> _Work to complete_
The data below should be copied out exactly, with its pictures omitted.

=== Section Start ===

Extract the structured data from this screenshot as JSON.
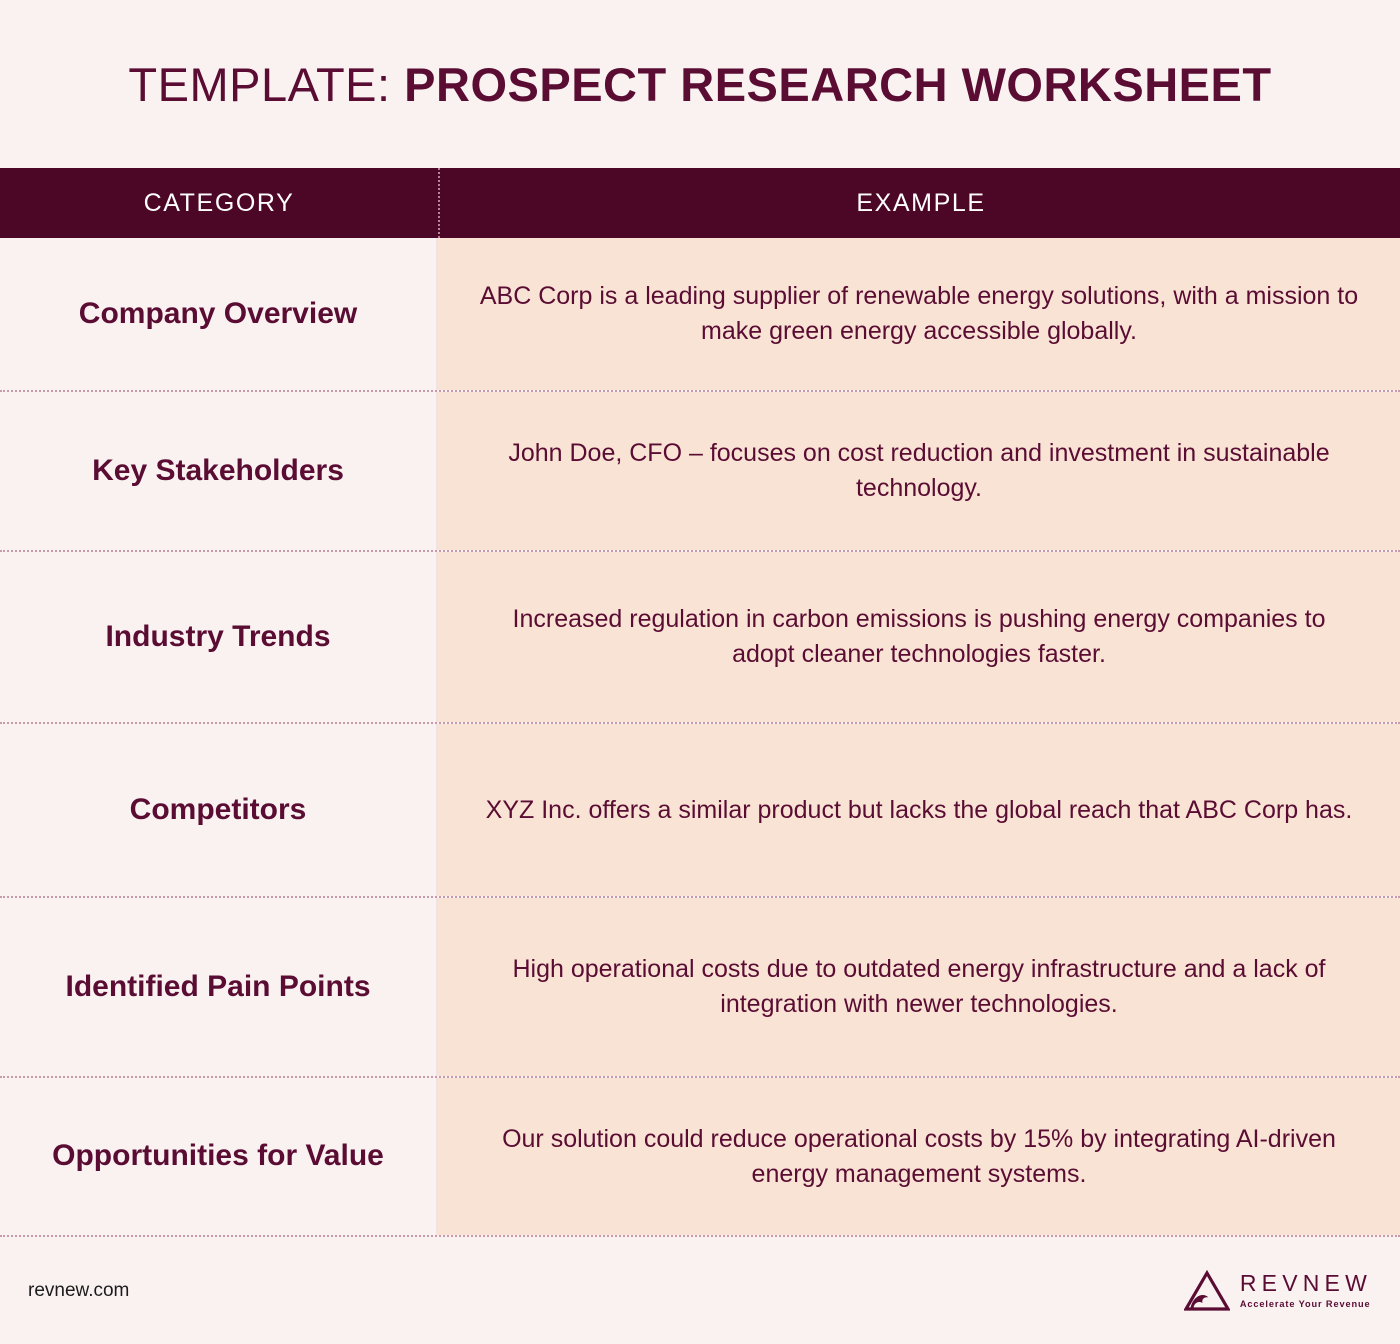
{
  "document": {
    "title_prefix": "TEMPLATE:",
    "title_main": "PROSPECT RESEARCH WORKSHEET",
    "accent_dark": "#4d0726",
    "accent_text": "#5a0c33",
    "page_bg": "#f9f2f1",
    "example_bg": "#f9e3d5",
    "divider_color": "#c79aac"
  },
  "table": {
    "headers": {
      "category": "CATEGORY",
      "example": "EXAMPLE"
    },
    "rows": [
      {
        "category": "Company Overview",
        "example": "ABC Corp is a leading supplier of renewable energy solutions, with a mission to make green energy accessible globally."
      },
      {
        "category": "Key Stakeholders",
        "example": "John Doe, CFO – focuses on cost reduction and investment in sustainable technology."
      },
      {
        "category": "Industry Trends",
        "example": "Increased regulation in carbon emissions is pushing energy companies to adopt cleaner technologies faster."
      },
      {
        "category": "Competitors",
        "example": "XYZ Inc. offers a similar product but lacks the global reach that ABC Corp has."
      },
      {
        "category": "Identified Pain Points",
        "example": "High operational costs due to outdated energy infrastructure and a lack of integration with newer technologies."
      },
      {
        "category": "Opportunities for Value",
        "example": "Our solution could reduce operational costs by 15% by integrating AI-driven energy management systems."
      }
    ]
  },
  "footer": {
    "website": "revnew.com",
    "logo": {
      "name": "REVNEW",
      "tagline": "Accelerate Your Revenue",
      "mark": "triangle-wave-icon"
    }
  }
}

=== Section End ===

> _Answer to this task_
Extract the structured data from this screenshot as JSON.
{
  "document": {
    "title_prefix": "TEMPLATE:",
    "title_main": "PROSPECT RESEARCH WORKSHEET",
    "accent_dark": "#4d0726",
    "accent_text": "#5a0c33",
    "page_bg": "#f9f2f1",
    "example_bg": "#f9e3d5",
    "divider_color": "#c79aac"
  },
  "table": {
    "headers": {
      "category": "CATEGORY",
      "example": "EXAMPLE"
    },
    "rows": [
      {
        "category": "Company Overview",
        "example": "ABC Corp is a leading supplier of renewable energy solutions, with a mission to make green energy accessible globally."
      },
      {
        "category": "Key Stakeholders",
        "example": "John Doe, CFO – focuses on cost reduction and investment in sustainable technology."
      },
      {
        "category": "Industry Trends",
        "example": "Increased regulation in carbon emissions is pushing energy companies to adopt cleaner technologies faster."
      },
      {
        "category": "Competitors",
        "example": "XYZ Inc. offers a similar product but lacks the global reach that ABC Corp has."
      },
      {
        "category": "Identified Pain Points",
        "example": "High operational costs due to outdated energy infrastructure and a lack of integration with newer technologies."
      },
      {
        "category": "Opportunities for Value",
        "example": "Our solution could reduce operational costs by 15% by integrating AI-driven energy management systems."
      }
    ]
  },
  "footer": {
    "website": "revnew.com",
    "logo": {
      "name": "REVNEW",
      "tagline": "Accelerate Your Revenue",
      "mark": "triangle-wave-icon"
    }
  }
}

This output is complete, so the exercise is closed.